(Aim of the task):
Retype all the records below exactly as they are, with no image carried over.
# # # # #
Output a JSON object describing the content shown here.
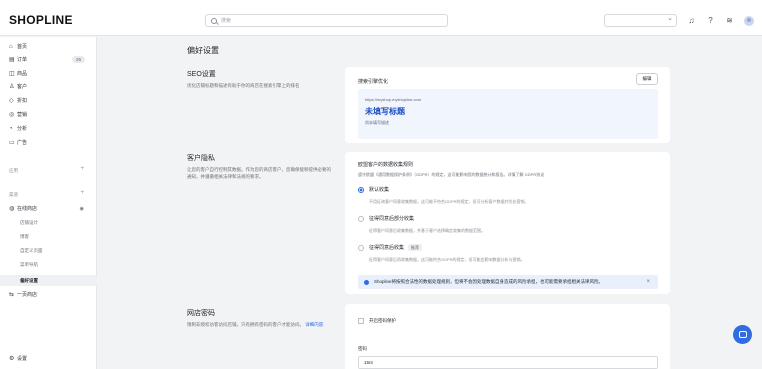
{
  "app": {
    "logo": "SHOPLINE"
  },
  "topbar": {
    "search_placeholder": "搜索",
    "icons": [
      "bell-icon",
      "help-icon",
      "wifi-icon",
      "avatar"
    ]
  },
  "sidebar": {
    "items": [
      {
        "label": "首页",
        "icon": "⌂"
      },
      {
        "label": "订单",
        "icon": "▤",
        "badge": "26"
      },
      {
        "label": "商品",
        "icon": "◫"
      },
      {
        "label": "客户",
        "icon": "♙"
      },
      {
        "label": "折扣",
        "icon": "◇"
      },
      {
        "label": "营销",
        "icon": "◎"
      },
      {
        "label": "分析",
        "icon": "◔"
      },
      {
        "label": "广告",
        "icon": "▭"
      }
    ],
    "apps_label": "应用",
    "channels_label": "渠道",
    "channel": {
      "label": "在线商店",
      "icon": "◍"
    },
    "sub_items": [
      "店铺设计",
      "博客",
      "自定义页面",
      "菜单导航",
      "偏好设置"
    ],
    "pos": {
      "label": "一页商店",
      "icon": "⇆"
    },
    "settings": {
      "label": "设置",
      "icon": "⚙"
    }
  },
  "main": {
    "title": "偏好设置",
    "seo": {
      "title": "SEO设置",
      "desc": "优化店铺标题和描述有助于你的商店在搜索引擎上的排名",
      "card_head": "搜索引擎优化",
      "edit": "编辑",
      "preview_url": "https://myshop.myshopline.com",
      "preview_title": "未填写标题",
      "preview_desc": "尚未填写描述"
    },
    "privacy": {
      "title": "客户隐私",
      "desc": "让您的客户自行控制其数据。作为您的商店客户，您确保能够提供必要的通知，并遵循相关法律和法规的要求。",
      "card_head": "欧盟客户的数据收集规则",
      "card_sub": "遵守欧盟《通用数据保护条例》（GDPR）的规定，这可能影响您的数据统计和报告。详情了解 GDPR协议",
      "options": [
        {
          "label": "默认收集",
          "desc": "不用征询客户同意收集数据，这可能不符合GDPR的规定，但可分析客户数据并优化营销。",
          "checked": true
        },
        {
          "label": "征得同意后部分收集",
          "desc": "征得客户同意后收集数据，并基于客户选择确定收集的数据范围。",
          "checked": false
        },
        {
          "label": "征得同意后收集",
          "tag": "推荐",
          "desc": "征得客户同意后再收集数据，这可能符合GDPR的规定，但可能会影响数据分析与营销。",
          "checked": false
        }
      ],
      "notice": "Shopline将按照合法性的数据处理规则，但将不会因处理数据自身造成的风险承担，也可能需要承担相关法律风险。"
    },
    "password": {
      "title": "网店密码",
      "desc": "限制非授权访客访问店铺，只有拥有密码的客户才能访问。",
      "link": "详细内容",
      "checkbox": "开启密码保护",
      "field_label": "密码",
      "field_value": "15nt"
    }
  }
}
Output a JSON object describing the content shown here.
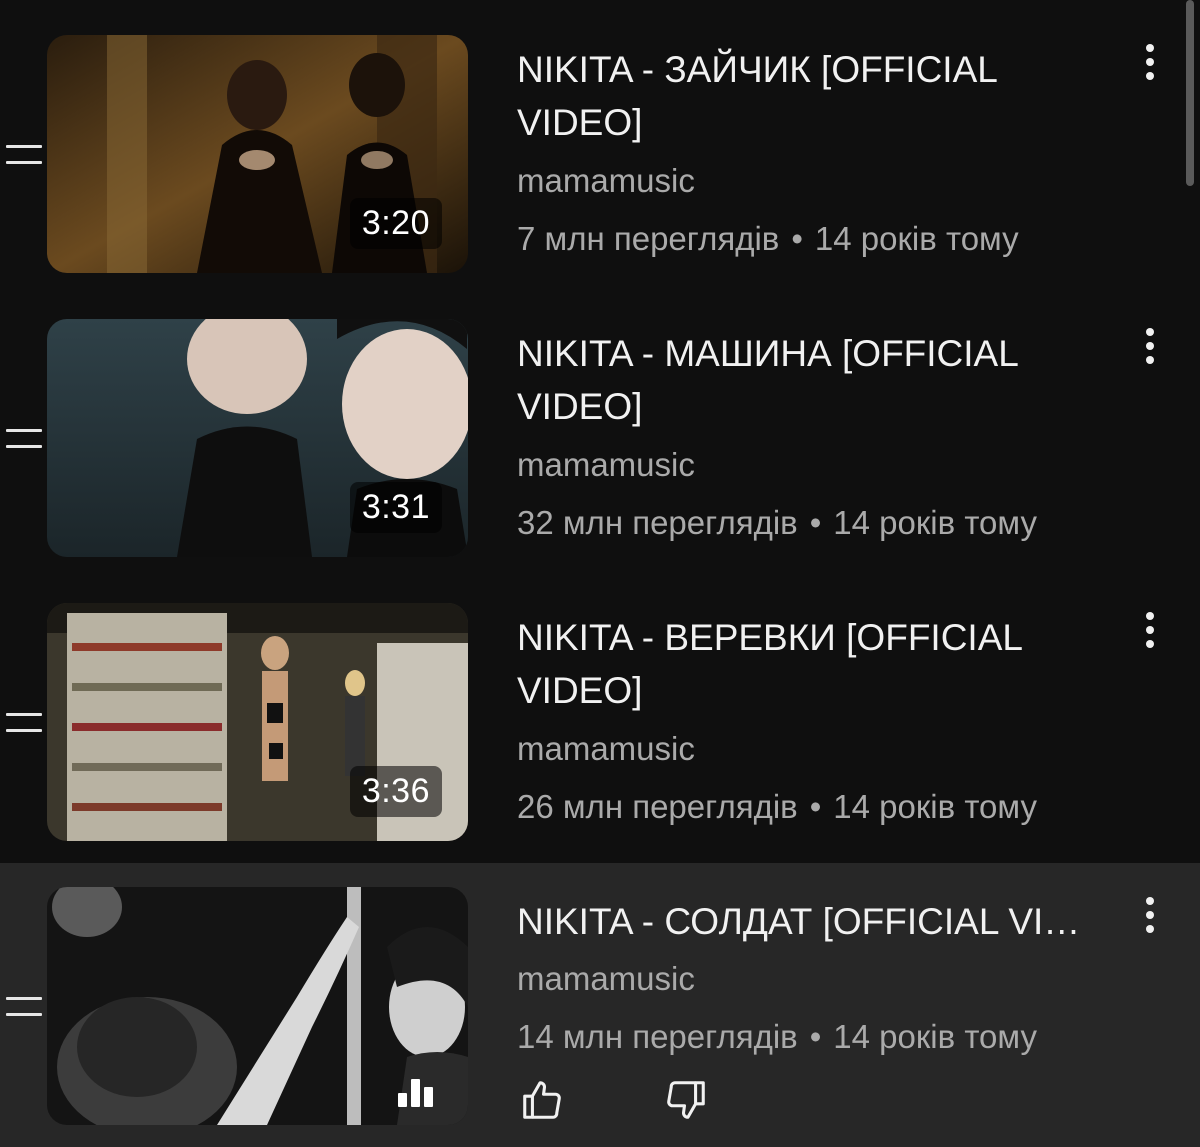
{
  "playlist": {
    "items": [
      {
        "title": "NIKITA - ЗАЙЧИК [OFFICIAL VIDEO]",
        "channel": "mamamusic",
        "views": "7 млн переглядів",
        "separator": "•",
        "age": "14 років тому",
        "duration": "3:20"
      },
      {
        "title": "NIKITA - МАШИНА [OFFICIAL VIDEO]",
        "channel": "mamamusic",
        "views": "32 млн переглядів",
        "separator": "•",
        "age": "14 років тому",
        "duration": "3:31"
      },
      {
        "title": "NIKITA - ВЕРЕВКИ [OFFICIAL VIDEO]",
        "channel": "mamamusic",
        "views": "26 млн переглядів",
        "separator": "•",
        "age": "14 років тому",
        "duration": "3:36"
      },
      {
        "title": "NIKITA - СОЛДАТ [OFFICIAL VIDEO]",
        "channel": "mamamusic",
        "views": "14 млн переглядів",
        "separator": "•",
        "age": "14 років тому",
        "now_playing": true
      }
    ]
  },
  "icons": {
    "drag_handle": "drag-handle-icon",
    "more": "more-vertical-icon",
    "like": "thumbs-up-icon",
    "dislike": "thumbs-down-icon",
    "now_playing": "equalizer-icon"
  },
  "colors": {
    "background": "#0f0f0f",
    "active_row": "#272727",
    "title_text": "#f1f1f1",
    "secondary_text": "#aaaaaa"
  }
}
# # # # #
(Answer to this problem):
Output a JSON object describing the content shown here.
{
  "app": {
    "logo": "SHOPLINE"
  },
  "topbar": {
    "search_placeholder": "搜索",
    "icons": [
      "bell-icon",
      "help-icon",
      "wifi-icon",
      "avatar"
    ]
  },
  "sidebar": {
    "items": [
      {
        "label": "首页",
        "icon": "⌂"
      },
      {
        "label": "订单",
        "icon": "▤",
        "badge": "26"
      },
      {
        "label": "商品",
        "icon": "◫"
      },
      {
        "label": "客户",
        "icon": "♙"
      },
      {
        "label": "折扣",
        "icon": "◇"
      },
      {
        "label": "营销",
        "icon": "◎"
      },
      {
        "label": "分析",
        "icon": "◔"
      },
      {
        "label": "广告",
        "icon": "▭"
      }
    ],
    "apps_label": "应用",
    "channels_label": "渠道",
    "channel": {
      "label": "在线商店",
      "icon": "◍"
    },
    "sub_items": [
      "店铺设计",
      "博客",
      "自定义页面",
      "菜单导航",
      "偏好设置"
    ],
    "pos": {
      "label": "一页商店",
      "icon": "⇆"
    },
    "settings": {
      "label": "设置",
      "icon": "⚙"
    }
  },
  "main": {
    "title": "偏好设置",
    "seo": {
      "title": "SEO设置",
      "desc": "优化店铺标题和描述有助于你的商店在搜索引擎上的排名",
      "card_head": "搜索引擎优化",
      "edit": "编辑",
      "preview_url": "https://myshop.myshopline.com",
      "preview_title": "未填写标题",
      "preview_desc": "尚未填写描述"
    },
    "privacy": {
      "title": "客户隐私",
      "desc": "让您的客户自行控制其数据。作为您的商店客户，您确保能够提供必要的通知，并遵循相关法律和法规的要求。",
      "card_head": "欧盟客户的数据收集规则",
      "card_sub": "遵守欧盟《通用数据保护条例》（GDPR）的规定，这可能影响您的数据统计和报告。详情了解 GDPR协议",
      "options": [
        {
          "label": "默认收集",
          "desc": "不用征询客户同意收集数据，这可能不符合GDPR的规定，但可分析客户数据并优化营销。",
          "checked": true
        },
        {
          "label": "征得同意后部分收集",
          "desc": "征得客户同意后收集数据，并基于客户选择确定收集的数据范围。",
          "checked": false
        },
        {
          "label": "征得同意后收集",
          "tag": "推荐",
          "desc": "征得客户同意后再收集数据，这可能符合GDPR的规定，但可能会影响数据分析与营销。",
          "checked": false
        }
      ],
      "notice": "Shopline将按照合法性的数据处理规则，但将不会因处理数据自身造成的风险承担，也可能需要承担相关法律风险。"
    },
    "password": {
      "title": "网店密码",
      "desc": "限制非授权访客访问店铺，只有拥有密码的客户才能访问。",
      "link": "详细内容",
      "checkbox": "开启密码保护",
      "field_label": "密码",
      "field_value": "15nt"
    }
  }
}
Output a JSON object describing the content shown here.
{
  "playlist": {
    "items": [
      {
        "title": "NIKITA - ЗАЙЧИК [OFFICIAL VIDEO]",
        "channel": "mamamusic",
        "views": "7 млн переглядів",
        "separator": "•",
        "age": "14 років тому",
        "duration": "3:20"
      },
      {
        "title": "NIKITA - МАШИНА [OFFICIAL VIDEO]",
        "channel": "mamamusic",
        "views": "32 млн переглядів",
        "separator": "•",
        "age": "14 років тому",
        "duration": "3:31"
      },
      {
        "title": "NIKITA - ВЕРЕВКИ [OFFICIAL VIDEO]",
        "channel": "mamamusic",
        "views": "26 млн переглядів",
        "separator": "•",
        "age": "14 років тому",
        "duration": "3:36"
      },
      {
        "title": "NIKITA - СОЛДАТ [OFFICIAL VIDEO]",
        "channel": "mamamusic",
        "views": "14 млн переглядів",
        "separator": "•",
        "age": "14 років тому",
        "now_playing": true
      }
    ]
  },
  "icons": {
    "drag_handle": "drag-handle-icon",
    "more": "more-vertical-icon",
    "like": "thumbs-up-icon",
    "dislike": "thumbs-down-icon",
    "now_playing": "equalizer-icon"
  },
  "colors": {
    "background": "#0f0f0f",
    "active_row": "#272727",
    "title_text": "#f1f1f1",
    "secondary_text": "#aaaaaa"
  }
}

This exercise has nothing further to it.